*** Begin section ***
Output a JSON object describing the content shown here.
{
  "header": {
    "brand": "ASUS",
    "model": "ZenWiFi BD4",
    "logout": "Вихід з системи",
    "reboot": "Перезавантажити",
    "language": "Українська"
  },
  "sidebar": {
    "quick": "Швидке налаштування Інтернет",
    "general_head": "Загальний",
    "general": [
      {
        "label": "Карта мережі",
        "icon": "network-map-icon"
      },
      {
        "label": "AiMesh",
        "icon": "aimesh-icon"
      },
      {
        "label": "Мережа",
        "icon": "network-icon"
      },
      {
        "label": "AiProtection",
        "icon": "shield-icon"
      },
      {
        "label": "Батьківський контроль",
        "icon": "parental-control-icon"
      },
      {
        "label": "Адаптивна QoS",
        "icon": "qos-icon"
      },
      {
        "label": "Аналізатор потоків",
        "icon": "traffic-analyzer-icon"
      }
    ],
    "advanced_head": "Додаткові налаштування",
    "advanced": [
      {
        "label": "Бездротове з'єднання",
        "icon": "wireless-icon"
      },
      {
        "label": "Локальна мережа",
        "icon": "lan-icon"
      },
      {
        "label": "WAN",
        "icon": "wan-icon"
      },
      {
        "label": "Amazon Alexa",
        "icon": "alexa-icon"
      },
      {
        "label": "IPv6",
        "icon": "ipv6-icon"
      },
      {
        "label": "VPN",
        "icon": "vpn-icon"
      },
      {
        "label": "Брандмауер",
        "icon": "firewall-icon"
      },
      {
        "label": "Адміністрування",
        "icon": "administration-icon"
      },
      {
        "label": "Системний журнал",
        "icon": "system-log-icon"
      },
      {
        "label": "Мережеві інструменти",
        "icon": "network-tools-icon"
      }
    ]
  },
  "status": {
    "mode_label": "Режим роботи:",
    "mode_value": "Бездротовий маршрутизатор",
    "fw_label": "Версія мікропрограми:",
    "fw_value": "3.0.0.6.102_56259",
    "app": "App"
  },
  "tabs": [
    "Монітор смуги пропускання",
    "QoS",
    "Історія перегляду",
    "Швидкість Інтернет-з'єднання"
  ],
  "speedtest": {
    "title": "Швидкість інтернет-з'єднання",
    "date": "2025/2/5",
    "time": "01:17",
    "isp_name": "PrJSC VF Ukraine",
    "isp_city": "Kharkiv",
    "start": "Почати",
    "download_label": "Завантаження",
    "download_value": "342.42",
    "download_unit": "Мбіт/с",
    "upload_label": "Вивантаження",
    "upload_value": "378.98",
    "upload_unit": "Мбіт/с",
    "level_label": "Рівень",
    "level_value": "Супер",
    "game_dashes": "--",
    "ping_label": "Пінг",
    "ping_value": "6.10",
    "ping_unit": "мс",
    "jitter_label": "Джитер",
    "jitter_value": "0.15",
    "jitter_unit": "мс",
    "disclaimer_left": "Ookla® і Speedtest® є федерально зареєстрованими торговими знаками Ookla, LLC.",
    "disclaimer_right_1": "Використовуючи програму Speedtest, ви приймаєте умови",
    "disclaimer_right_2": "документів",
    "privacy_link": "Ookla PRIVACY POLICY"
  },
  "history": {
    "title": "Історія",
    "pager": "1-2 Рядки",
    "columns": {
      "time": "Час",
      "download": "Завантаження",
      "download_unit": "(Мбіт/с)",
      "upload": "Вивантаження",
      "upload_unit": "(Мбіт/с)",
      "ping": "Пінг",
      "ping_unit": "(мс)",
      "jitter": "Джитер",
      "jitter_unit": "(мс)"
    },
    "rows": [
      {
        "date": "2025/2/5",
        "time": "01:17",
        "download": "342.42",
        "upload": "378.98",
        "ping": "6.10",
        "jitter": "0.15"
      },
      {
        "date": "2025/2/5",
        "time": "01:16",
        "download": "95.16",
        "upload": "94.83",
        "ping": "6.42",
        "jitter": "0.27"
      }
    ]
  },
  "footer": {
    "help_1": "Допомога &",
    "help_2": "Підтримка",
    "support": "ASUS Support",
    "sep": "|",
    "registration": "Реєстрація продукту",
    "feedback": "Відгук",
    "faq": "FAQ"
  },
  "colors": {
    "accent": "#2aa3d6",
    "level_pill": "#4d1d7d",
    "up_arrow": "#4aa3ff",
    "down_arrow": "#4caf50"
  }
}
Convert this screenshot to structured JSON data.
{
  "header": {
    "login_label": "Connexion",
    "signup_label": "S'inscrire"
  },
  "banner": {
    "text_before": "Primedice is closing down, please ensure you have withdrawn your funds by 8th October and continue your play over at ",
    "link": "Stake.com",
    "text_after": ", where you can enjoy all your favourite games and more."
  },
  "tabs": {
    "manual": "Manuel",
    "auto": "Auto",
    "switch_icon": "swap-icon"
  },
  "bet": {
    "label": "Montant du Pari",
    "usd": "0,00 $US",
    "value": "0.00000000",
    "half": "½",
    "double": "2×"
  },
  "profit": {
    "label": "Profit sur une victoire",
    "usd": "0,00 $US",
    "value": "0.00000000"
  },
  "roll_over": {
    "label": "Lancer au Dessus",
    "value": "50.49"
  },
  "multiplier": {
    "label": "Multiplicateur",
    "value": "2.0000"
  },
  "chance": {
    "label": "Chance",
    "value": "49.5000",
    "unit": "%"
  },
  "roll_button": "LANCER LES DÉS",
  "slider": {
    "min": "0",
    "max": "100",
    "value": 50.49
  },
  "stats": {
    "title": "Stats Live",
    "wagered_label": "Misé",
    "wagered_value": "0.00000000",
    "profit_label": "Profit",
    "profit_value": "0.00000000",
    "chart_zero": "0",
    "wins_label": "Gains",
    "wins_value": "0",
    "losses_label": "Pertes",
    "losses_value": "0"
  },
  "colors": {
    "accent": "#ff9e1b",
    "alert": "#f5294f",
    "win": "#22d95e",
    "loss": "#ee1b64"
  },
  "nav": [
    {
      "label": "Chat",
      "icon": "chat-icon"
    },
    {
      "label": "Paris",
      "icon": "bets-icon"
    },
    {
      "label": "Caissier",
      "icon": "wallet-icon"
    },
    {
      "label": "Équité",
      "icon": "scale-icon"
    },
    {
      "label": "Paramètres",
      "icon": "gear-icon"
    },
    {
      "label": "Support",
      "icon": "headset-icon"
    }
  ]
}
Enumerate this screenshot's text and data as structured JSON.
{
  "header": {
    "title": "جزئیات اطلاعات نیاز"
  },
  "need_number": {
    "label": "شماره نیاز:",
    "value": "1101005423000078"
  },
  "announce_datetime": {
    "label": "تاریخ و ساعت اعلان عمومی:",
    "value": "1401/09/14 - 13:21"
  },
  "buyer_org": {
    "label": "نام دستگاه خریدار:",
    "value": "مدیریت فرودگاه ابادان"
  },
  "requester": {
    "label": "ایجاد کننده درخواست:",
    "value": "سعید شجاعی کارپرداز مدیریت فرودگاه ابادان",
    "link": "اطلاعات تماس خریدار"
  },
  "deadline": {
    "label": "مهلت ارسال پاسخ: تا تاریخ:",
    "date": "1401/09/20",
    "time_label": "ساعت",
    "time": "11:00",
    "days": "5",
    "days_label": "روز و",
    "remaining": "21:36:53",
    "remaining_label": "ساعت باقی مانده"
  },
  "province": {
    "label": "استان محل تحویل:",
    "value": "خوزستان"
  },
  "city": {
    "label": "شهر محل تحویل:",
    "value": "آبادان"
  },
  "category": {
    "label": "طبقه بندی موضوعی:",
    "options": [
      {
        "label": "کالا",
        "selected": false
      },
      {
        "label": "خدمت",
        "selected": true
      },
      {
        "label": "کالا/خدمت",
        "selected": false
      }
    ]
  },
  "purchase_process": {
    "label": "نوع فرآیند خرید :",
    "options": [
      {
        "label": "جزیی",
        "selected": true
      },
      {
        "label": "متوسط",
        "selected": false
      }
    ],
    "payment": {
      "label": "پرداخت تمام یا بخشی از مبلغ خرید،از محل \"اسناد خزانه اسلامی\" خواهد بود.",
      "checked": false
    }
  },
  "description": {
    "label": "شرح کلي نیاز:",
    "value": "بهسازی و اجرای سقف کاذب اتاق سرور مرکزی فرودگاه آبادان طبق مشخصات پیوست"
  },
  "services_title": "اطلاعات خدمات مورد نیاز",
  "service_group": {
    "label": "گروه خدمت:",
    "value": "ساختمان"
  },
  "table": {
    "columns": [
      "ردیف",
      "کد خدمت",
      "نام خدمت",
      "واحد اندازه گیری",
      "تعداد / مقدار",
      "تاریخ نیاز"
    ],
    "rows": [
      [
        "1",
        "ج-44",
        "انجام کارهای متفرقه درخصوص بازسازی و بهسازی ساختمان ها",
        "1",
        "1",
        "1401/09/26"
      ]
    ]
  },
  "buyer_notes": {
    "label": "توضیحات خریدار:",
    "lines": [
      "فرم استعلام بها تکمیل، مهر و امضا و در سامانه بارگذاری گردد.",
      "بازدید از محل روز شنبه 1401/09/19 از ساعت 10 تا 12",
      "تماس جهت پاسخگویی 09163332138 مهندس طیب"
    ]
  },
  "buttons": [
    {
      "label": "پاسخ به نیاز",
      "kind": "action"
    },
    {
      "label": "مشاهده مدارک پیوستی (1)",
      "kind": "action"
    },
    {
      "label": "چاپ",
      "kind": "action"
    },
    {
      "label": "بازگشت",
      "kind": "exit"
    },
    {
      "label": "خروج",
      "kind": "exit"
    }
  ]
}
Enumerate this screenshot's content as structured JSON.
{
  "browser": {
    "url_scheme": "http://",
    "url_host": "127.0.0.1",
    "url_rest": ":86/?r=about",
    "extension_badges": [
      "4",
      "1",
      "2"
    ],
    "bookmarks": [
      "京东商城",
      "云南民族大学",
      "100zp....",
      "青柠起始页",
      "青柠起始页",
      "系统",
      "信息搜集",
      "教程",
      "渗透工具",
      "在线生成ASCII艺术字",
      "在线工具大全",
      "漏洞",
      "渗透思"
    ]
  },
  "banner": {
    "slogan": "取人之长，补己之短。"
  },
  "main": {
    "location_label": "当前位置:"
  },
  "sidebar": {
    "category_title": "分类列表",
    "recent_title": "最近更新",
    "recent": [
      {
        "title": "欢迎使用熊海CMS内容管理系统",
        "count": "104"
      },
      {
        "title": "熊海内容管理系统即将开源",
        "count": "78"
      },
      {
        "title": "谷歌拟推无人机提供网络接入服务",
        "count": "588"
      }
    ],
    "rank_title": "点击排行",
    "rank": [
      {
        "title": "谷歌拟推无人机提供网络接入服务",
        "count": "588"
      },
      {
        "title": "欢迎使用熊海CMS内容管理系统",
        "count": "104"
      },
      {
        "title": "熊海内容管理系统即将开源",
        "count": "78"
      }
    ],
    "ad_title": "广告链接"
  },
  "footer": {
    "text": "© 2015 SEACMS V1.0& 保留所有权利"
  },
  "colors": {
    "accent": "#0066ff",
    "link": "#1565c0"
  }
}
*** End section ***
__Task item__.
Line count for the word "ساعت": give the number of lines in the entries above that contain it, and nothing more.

__Reply__.
4